[Records from a data source]
^^^^^^^^

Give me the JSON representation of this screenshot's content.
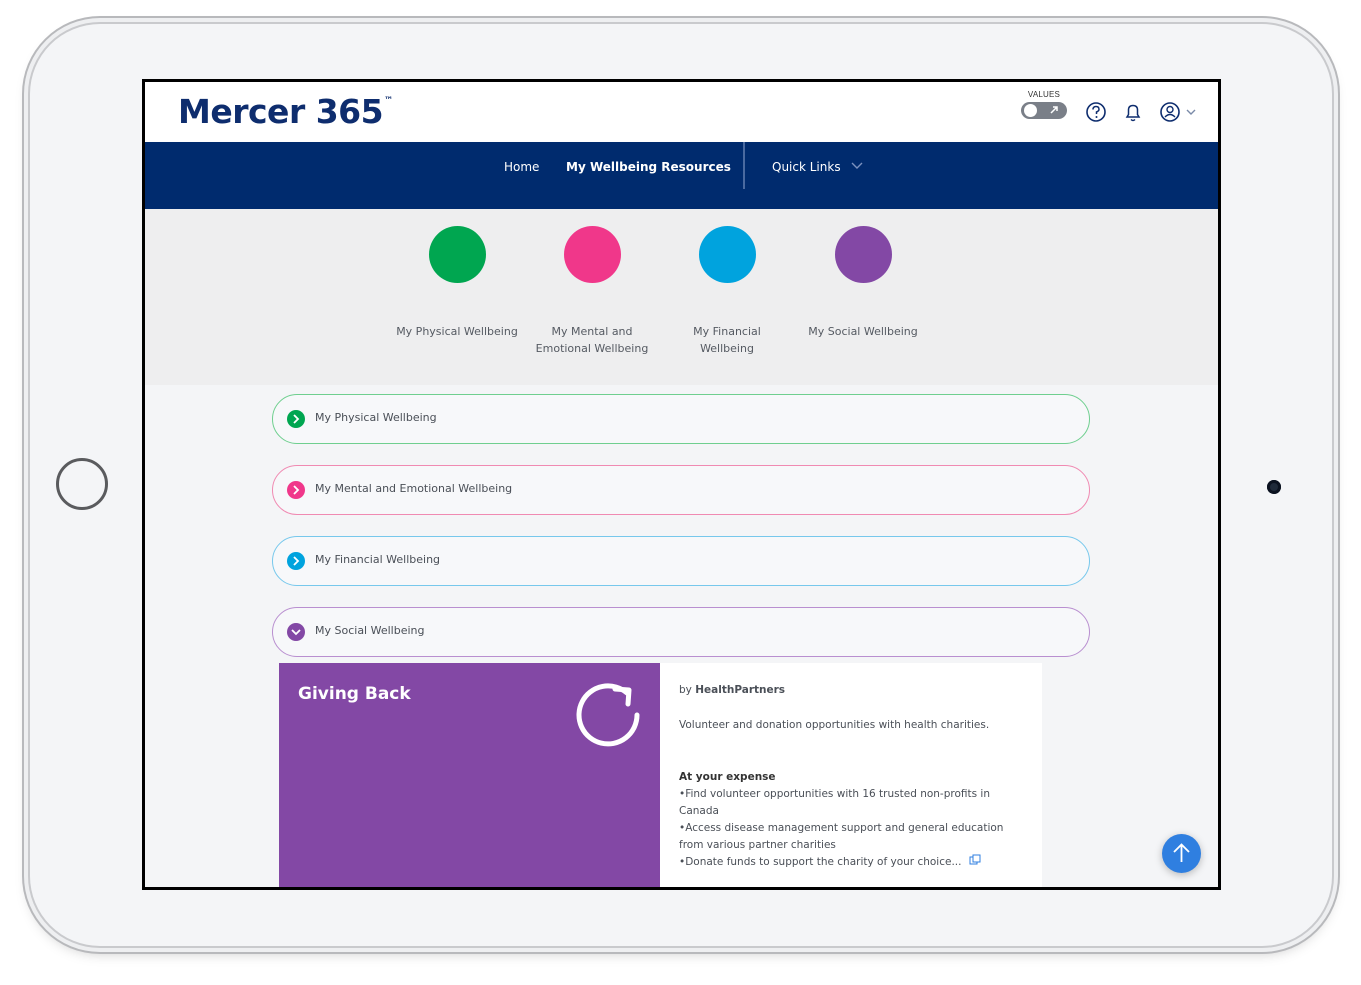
{
  "header": {
    "logo_text": "Mercer 365",
    "logo_tm": "™",
    "values_label": "VALUES"
  },
  "nav": {
    "home": "Home",
    "wellbeing": "My Wellbeing Resources",
    "quick_links": "Quick Links"
  },
  "categories": [
    {
      "label_l1": "My Physical Wellbeing",
      "label_l2": "",
      "color": "#00a650"
    },
    {
      "label_l1": "My Mental and",
      "label_l2": "Emotional Wellbeing",
      "color": "#f0378a"
    },
    {
      "label_l1": "My Financial",
      "label_l2": "Wellbeing",
      "color": "#00a3de"
    },
    {
      "label_l1": "My Social Wellbeing",
      "label_l2": "",
      "color": "#8348a5"
    }
  ],
  "accordions": [
    {
      "label": "My Physical Wellbeing",
      "color": "#00a650",
      "border": "#6fcf8f"
    },
    {
      "label": "My Mental and Emotional Wellbeing",
      "color": "#f0378a",
      "border": "#f08ab2"
    },
    {
      "label": "My Financial Wellbeing",
      "color": "#00a3de",
      "border": "#77c8ec"
    },
    {
      "label": "My Social Wellbeing",
      "color": "#8348a5",
      "border": "#b98fd0"
    }
  ],
  "card": {
    "title": "Giving Back",
    "by_prefix": "by",
    "provider": "HealthPartners",
    "description": "Volunteer and donation opportunities with health charities.",
    "section_heading": "At your expense",
    "bullets": [
      "•Find volunteer opportunities with 16 trusted non-profits in",
      "Canada",
      "•Access disease management support and general education",
      "from various partner charities",
      "•Donate funds to support the charity of your choice..."
    ]
  }
}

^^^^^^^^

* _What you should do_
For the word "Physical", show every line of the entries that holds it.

* _Response below_
      "label_l1": "My Physical Wellbeing",
      "label": "My Physical Wellbeing",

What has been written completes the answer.